def f(n):
t = 1.0
for k in range(n, 1, -1):
    t = sqrt(k*t + 1)
return t

(The range function above produces the sequence n, n-1, … 2.)

The sequence of f(n) values converges rapidly to 3 as the plot below shows.

The code above evaluates the expression from the inside out, and so you need to know where you’re going to stop before you start. I don’t see how to write a different algorithm that would let you compute f(n+1) taking advantage of having computed f(n). Do you? Can you think of a way to evaluate f(1), f(2), f(3), … f(N) in less than O(N2) time? Will your algorithm if some or all of the numbers in Ramanujan’s expression change?

More Ramanujan posts:

Ramanujan approximation for circumference of an ellipse
Ramanujan’s most beautiful identity
Open question turned into exercise

Visualizing category concept dependencies

Category theory has a high ratio of definitions to theorems, and it can seem like every definition depends on an infinite regress of definitions. But if you graph the definition dependencies, the graph is wide rather than deep.

I picked out 65 concepts and created a visualization using GraphViz. No definition is more than six degrees away from first principles, and most are closer. The graph is pretty big, so here’s a thumbnail.

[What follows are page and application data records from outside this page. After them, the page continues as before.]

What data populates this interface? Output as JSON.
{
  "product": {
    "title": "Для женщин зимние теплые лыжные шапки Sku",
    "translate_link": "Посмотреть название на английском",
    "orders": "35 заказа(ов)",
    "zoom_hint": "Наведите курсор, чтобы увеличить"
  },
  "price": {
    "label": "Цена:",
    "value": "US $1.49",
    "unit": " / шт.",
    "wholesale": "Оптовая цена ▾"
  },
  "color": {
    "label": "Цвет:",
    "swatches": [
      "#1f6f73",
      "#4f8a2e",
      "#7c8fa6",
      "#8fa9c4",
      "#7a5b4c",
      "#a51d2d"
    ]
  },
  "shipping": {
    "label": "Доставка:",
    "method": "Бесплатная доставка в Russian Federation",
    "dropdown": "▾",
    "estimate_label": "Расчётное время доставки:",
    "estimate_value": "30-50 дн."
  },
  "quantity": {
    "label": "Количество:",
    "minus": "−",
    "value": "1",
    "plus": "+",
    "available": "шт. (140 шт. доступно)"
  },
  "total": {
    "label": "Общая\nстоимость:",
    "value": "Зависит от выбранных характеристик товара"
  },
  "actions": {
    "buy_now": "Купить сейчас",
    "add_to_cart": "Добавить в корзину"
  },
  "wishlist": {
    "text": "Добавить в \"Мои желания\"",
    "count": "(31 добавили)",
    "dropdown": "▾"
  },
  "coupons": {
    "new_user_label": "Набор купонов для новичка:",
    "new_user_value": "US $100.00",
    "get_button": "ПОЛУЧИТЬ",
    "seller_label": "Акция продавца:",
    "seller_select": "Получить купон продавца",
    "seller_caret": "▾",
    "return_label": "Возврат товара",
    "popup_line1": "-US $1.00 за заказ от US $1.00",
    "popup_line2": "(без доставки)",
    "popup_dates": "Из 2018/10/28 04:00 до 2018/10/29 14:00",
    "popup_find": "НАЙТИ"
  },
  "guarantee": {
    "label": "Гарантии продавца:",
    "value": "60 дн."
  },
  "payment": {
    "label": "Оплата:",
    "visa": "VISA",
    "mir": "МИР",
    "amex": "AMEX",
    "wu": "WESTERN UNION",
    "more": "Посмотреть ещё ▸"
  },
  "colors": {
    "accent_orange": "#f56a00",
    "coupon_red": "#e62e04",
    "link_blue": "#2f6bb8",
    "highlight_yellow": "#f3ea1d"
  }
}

The full graph is available here.

It’s possible to define concepts in different ways and obtain a different graph. I used definitions from here.

Here is a list of other math diagrams I’ve created.

Heidelberg Laureate Forum

I will be going to Germany in a couple weeks to be a blogger for the Heidelberg Laureate Forum. This conference will bring young researchers in math and computer science together with some of the top people in their fields, winners of the Abel Prize, Turing Award, Fields Medal, and Nevanlinna Prize. I’m looking forward to visiting Heidelberg and being part of an incredible conference.

Heidelberg castle photo via Wikipedia

How hospitals make decisions

From operations research professor Michael Carter on The Science of Better:

If I went into a company, a private company, and said  “I can save you a million dollars day,” the CEO would implement it tomorrow. If I went into a hospital and said “I can save you a million dollars a day,” they’d they have to think about it, because the CEO would have to convince people this was a good idea. It would have to be good for the doctors, good for the nurses, good for the bean counters, good for the patients, good for patient quality, good for media. … All problems become multi-criteria problems. The good new is that things are so bad in health care we can always do that.

That matches my experience from when I used to work for a hospital.

Carter’s last line may not be clear in the excerpt above. In context, he’s saying that health care is so inefficient that an operations research consultant can always find ways to improve things, even though decisions have to satisfy numerous constituencies.

Nicholas Carr said something similar in his book Does IT Matter? Carr argues for most of the book that although information technology is important, it has become a given, like electricity. Then near the end of his book, he says that because health care IT is so far behind, his remarks don’t apply there.